The strongest pups of the Grey nurse shark eat their siblings while in the uterus, meaning that only two pups are born to each pregnant shark at any one time (one from each of the two uteruses in the female shark).

This is not good news for the long-term survival of the species, considering that scientists estimate only about 500"1000 Grey nurse sharks are currently left in Australian waters.

In a bid to boost the numbers of Grey nurse sharks (females initially produce up to 40 embryos), Nick Otway of the New South Wales Department of Primary Industries has come up with a novel solution - build an artificial womb for the sharks to negate sibling cannibalism in the embryos.

The proposal involves removing the young before they go cannibalistic and raising them in artificial uteruses.

The young receive a steady food supply through the artificial wombs and are prevented from eating each other, being released after 9"12 months.

Otway estimates that raising 40 pups a year is enough to bring up Grey shark numbers.

The process is not expected to be easy, since the artificial wombs need to mimic the environment inside the mother sharks; surgical transfer of the embryos from the mother to the sterile artificial uteruses also need to be mastered.

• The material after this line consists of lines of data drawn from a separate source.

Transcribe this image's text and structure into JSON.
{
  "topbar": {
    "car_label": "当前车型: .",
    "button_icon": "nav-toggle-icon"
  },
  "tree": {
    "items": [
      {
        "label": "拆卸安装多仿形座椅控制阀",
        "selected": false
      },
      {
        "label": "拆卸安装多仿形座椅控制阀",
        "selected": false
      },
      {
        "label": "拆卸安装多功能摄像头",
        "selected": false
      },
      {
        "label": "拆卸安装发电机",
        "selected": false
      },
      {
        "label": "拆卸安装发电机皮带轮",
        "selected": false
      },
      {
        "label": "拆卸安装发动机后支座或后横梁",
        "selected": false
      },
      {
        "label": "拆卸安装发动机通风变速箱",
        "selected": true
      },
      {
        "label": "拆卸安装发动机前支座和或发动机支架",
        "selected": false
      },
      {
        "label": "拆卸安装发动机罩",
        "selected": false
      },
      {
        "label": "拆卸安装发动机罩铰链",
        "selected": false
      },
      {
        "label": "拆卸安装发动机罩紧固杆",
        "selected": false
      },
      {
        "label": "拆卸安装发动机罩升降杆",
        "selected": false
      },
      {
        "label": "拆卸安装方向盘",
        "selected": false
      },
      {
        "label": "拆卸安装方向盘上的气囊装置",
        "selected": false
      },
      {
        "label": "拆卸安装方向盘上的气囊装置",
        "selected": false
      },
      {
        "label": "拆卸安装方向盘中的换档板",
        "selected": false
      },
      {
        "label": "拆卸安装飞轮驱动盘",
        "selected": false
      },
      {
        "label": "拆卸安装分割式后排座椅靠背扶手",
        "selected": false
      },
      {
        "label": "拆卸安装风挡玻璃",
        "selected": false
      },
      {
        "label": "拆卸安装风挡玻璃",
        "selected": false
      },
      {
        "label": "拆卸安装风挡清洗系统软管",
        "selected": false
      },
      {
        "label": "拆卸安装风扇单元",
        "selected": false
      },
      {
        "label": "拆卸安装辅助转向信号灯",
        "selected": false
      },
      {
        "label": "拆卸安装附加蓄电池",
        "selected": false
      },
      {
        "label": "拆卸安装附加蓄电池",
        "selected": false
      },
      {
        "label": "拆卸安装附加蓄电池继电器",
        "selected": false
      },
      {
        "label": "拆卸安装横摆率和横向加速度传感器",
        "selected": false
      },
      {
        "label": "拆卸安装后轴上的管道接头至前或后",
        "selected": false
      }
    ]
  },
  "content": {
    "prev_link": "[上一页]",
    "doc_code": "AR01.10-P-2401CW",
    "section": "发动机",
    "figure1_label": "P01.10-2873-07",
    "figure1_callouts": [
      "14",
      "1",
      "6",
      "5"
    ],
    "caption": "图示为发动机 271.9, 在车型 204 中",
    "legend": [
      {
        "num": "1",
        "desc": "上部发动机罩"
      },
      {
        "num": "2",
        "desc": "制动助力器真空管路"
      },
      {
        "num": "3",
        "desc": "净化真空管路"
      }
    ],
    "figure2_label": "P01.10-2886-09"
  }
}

Even though Otway and his team have successfully demonstrated the viability of his proposal on wobbegong sharks at the Port Stephens Fisheries Centre, he acknowledges that the process is still several years away from being applied to Grey nurse sharks.